Print each record below character for character.

------ LISTED ENTRIES ------

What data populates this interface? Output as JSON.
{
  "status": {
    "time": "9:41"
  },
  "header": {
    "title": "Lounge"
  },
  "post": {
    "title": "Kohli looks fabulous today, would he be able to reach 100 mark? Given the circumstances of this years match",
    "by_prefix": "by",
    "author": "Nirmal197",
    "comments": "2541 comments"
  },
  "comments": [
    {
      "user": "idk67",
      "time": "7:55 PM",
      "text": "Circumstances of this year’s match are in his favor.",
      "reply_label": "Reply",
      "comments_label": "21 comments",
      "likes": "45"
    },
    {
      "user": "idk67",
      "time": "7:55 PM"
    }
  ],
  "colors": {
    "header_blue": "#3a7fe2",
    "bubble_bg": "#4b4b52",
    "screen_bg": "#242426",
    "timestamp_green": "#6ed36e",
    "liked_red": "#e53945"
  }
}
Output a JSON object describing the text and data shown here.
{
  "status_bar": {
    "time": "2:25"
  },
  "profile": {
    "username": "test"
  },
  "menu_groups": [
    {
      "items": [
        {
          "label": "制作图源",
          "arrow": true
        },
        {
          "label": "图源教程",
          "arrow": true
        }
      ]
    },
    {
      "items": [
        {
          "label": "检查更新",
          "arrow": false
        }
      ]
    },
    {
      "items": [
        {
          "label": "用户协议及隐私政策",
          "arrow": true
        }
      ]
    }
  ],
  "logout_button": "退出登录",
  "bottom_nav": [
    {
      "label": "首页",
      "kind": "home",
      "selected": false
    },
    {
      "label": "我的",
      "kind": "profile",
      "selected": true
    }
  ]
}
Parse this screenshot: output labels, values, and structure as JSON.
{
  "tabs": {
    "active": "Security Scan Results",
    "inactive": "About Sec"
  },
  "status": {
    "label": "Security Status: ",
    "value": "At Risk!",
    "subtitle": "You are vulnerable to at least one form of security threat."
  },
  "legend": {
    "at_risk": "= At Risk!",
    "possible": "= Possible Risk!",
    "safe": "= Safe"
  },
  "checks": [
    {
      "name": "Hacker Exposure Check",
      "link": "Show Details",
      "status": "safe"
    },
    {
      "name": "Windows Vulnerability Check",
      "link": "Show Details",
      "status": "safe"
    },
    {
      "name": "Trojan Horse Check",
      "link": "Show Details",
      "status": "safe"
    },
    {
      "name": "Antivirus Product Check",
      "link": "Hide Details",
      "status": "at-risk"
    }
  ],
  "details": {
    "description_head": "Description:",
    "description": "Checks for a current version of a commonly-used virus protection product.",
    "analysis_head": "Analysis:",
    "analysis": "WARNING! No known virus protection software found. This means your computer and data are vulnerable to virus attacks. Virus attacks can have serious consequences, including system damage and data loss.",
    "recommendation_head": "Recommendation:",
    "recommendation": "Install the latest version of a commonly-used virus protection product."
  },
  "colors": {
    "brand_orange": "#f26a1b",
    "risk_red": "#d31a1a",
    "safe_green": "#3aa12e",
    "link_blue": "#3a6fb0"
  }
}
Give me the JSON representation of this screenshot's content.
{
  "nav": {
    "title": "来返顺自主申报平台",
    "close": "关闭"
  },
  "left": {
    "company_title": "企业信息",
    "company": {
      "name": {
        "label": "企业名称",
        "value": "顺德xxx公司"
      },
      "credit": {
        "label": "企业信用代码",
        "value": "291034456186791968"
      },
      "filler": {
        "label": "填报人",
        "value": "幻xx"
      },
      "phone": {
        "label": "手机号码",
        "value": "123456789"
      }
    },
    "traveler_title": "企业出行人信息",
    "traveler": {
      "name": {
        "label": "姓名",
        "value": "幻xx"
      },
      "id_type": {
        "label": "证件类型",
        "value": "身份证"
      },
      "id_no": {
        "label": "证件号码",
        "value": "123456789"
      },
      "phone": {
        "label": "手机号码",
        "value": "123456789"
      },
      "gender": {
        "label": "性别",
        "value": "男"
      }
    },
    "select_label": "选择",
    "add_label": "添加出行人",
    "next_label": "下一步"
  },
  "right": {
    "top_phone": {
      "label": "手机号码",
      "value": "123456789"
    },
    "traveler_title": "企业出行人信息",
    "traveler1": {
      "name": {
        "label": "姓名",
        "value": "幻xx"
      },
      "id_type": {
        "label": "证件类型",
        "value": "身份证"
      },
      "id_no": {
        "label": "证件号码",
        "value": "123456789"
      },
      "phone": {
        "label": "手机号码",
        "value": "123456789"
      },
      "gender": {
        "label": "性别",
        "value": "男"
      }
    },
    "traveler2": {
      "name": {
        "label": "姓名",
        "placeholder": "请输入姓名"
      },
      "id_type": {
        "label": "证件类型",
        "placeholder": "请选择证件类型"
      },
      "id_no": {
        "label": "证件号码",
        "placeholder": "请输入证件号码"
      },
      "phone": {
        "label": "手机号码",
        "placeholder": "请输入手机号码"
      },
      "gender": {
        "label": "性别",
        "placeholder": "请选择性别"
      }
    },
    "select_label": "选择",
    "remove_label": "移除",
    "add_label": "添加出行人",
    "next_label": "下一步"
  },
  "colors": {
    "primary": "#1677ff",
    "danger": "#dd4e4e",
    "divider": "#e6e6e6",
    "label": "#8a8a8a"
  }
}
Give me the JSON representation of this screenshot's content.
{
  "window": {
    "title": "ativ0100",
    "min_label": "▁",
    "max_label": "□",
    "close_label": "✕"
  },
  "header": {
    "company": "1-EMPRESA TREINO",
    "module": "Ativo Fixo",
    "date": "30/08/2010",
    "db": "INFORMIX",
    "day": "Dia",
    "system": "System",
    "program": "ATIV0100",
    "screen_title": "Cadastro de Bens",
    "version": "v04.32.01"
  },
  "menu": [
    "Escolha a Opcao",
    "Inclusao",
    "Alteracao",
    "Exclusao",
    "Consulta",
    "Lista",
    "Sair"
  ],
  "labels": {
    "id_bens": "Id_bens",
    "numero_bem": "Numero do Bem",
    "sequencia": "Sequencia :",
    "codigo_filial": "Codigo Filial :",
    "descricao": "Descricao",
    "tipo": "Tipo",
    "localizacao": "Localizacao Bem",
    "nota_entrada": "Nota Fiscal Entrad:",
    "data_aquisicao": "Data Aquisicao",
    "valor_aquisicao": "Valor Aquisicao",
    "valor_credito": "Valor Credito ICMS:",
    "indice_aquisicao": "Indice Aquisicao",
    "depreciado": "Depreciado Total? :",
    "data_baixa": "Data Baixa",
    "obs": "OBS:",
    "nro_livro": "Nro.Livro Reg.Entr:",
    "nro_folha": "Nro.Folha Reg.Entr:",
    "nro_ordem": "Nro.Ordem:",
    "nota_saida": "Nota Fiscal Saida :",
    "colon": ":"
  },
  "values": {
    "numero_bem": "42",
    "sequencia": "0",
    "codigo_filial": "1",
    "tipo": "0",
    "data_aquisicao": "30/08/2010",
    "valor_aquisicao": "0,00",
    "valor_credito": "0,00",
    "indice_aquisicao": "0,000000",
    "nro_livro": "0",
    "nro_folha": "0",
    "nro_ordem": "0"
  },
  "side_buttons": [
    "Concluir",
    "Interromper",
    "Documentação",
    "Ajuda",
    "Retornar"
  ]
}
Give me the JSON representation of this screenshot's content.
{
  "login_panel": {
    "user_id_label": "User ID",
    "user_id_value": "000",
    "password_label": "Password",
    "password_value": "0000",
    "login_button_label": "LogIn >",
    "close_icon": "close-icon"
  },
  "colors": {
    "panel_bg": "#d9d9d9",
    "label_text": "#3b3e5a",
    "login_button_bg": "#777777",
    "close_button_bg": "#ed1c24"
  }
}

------

SOLUTION ->
What data populates this interface? Output as JSON.
{
  "status": {
    "time": "9:41"
  },
  "header": {
    "title": "Lounge"
  },
  "post": {
    "title": "Kohli looks fabulous today, would he be able to reach 100 mark? Given the circumstances of this years match",
    "by_prefix": "by",
    "author": "Nirmal197",
    "comments": "2541 comments"
  },
  "comments": [
    {
      "user": "idk67",
      "time": "7:55 PM",
      "text": "Circumstances of this year’s match are in his favor.",
      "reply_label": "Reply",
      "comments_label": "21 comments",
      "likes": "45"
    },
    {
      "user": "idk67",
      "time": "7:55 PM"
    }
  ],
  "colors": {
    "header_blue": "#3a7fe2",
    "bubble_bg": "#4b4b52",
    "screen_bg": "#242426",
    "timestamp_green": "#6ed36e",
    "liked_red": "#e53945"
  }
}
Output a JSON object describing the text and data shown here.
{
  "status_bar": {
    "time": "2:25"
  },
  "profile": {
    "username": "test"
  },
  "menu_groups": [
    {
      "items": [
        {
          "label": "制作图源",
          "arrow": true
        },
        {
          "label": "图源教程",
          "arrow": true
        }
      ]
    },
    {
      "items": [
        {
          "label": "检查更新",
          "arrow": false
        }
      ]
    },
    {
      "items": [
        {
          "label": "用户协议及隐私政策",
          "arrow": true
        }
      ]
    }
  ],
  "logout_button": "退出登录",
  "bottom_nav": [
    {
      "label": "首页",
      "kind": "home",
      "selected": false
    },
    {
      "label": "我的",
      "kind": "profile",
      "selected": true
    }
  ]
}
Parse this screenshot: output labels, values, and structure as JSON.
{
  "tabs": {
    "active": "Security Scan Results",
    "inactive": "About Sec"
  },
  "status": {
    "label": "Security Status: ",
    "value": "At Risk!",
    "subtitle": "You are vulnerable to at least one form of security threat."
  },
  "legend": {
    "at_risk": "= At Risk!",
    "possible": "= Possible Risk!",
    "safe": "= Safe"
  },
  "checks": [
    {
      "name": "Hacker Exposure Check",
      "link": "Show Details",
      "status": "safe"
    },
    {
      "name": "Windows Vulnerability Check",
      "link": "Show Details",
      "status": "safe"
    },
    {
      "name": "Trojan Horse Check",
      "link": "Show Details",
      "status": "safe"
    },
    {
      "name": "Antivirus Product Check",
      "link": "Hide Details",
      "status": "at-risk"
    }
  ],
  "details": {
    "description_head": "Description:",
    "description": "Checks for a current version of a commonly-used virus protection product.",
    "analysis_head": "Analysis:",
    "analysis": "WARNING! No known virus protection software found. This means your computer and data are vulnerable to virus attacks. Virus attacks can have serious consequences, including system damage and data loss.",
    "recommendation_head": "Recommendation:",
    "recommendation": "Install the latest version of a commonly-used virus protection product."
  },
  "colors": {
    "brand_orange": "#f26a1b",
    "risk_red": "#d31a1a",
    "safe_green": "#3aa12e",
    "link_blue": "#3a6fb0"
  }
}
Give me the JSON representation of this screenshot's content.
{
  "nav": {
    "title": "来返顺自主申报平台",
    "close": "关闭"
  },
  "left": {
    "company_title": "企业信息",
    "company": {
      "name": {
        "label": "企业名称",
        "value": "顺德xxx公司"
      },
      "credit": {
        "label": "企业信用代码",
        "value": "291034456186791968"
      },
      "filler": {
        "label": "填报人",
        "value": "幻xx"
      },
      "phone": {
        "label": "手机号码",
        "value": "123456789"
      }
    },
    "traveler_title": "企业出行人信息",
    "traveler": {
      "name": {
        "label": "姓名",
        "value": "幻xx"
      },
      "id_type": {
        "label": "证件类型",
        "value": "身份证"
      },
      "id_no": {
        "label": "证件号码",
        "value": "123456789"
      },
      "phone": {
        "label": "手机号码",
        "value": "123456789"
      },
      "gender": {
        "label": "性别",
        "value": "男"
      }
    },
    "select_label": "选择",
    "add_label": "添加出行人",
    "next_label": "下一步"
  },
  "right": {
    "top_phone": {
      "label": "手机号码",
      "value": "123456789"
    },
    "traveler_title": "企业出行人信息",
    "traveler1": {
      "name": {
        "label": "姓名",
        "value": "幻xx"
      },
      "id_type": {
        "label": "证件类型",
        "value": "身份证"
      },
      "id_no": {
        "label": "证件号码",
        "value": "123456789"
      },
      "phone": {
        "label": "手机号码",
        "value": "123456789"
      },
      "gender": {
        "label": "性别",
        "value": "男"
      }
    },
    "traveler2": {
      "name": {
        "label": "姓名",
        "placeholder": "请输入姓名"
      },
      "id_type": {
        "label": "证件类型",
        "placeholder": "请选择证件类型"
      },
      "id_no": {
        "label": "证件号码",
        "placeholder": "请输入证件号码"
      },
      "phone": {
        "label": "手机号码",
        "placeholder": "请输入手机号码"
      },
      "gender": {
        "label": "性别",
        "placeholder": "请选择性别"
      }
    },
    "select_label": "选择",
    "remove_label": "移除",
    "add_label": "添加出行人",
    "next_label": "下一步"
  },
  "colors": {
    "primary": "#1677ff",
    "danger": "#dd4e4e",
    "divider": "#e6e6e6",
    "label": "#8a8a8a"
  }
}
Give me the JSON representation of this screenshot's content.
{
  "window": {
    "title": "ativ0100",
    "min_label": "▁",
    "max_label": "□",
    "close_label": "✕"
  },
  "header": {
    "company": "1-EMPRESA TREINO",
    "module": "Ativo Fixo",
    "date": "30/08/2010",
    "db": "INFORMIX",
    "day": "Dia",
    "system": "System",
    "program": "ATIV0100",
    "screen_title": "Cadastro de Bens",
    "version": "v04.32.01"
  },
  "menu": [
    "Escolha a Opcao",
    "Inclusao",
    "Alteracao",
    "Exclusao",
    "Consulta",
    "Lista",
    "Sair"
  ],
  "labels": {
    "id_bens": "Id_bens",
    "numero_bem": "Numero do Bem",
    "sequencia": "Sequencia :",
    "codigo_filial": "Codigo Filial :",
    "descricao": "Descricao",
    "tipo": "Tipo",
    "localizacao": "Localizacao Bem",
    "nota_entrada": "Nota Fiscal Entrad:",
    "data_aquisicao": "Data Aquisicao",
    "valor_aquisicao": "Valor Aquisicao",
    "valor_credito": "Valor Credito ICMS:",
    "indice_aquisicao": "Indice Aquisicao",
    "depreciado": "Depreciado Total? :",
    "data_baixa": "Data Baixa",
    "obs": "OBS:",
    "nro_livro": "Nro.Livro Reg.Entr:",
    "nro_folha": "Nro.Folha Reg.Entr:",
    "nro_ordem": "Nro.Ordem:",
    "nota_saida": "Nota Fiscal Saida :",
    "colon": ":"
  },
  "values": {
    "numero_bem": "42",
    "sequencia": "0",
    "codigo_filial": "1",
    "tipo": "0",
    "data_aquisicao": "30/08/2010",
    "valor_aquisicao": "0,00",
    "valor_credito": "0,00",
    "indice_aquisicao": "0,000000",
    "nro_livro": "0",
    "nro_folha": "0",
    "nro_ordem": "0"
  },
  "side_buttons": [
    "Concluir",
    "Interromper",
    "Documentação",
    "Ajuda",
    "Retornar"
  ]
}
Give me the JSON representation of this screenshot's content.
{
  "login_panel": {
    "user_id_label": "User ID",
    "user_id_value": "000",
    "password_label": "Password",
    "password_value": "0000",
    "login_button_label": "LogIn >",
    "close_icon": "close-icon"
  },
  "colors": {
    "panel_bg": "#d9d9d9",
    "label_text": "#3b3e5a",
    "login_button_bg": "#777777",
    "close_button_bg": "#ed1c24"
  }
}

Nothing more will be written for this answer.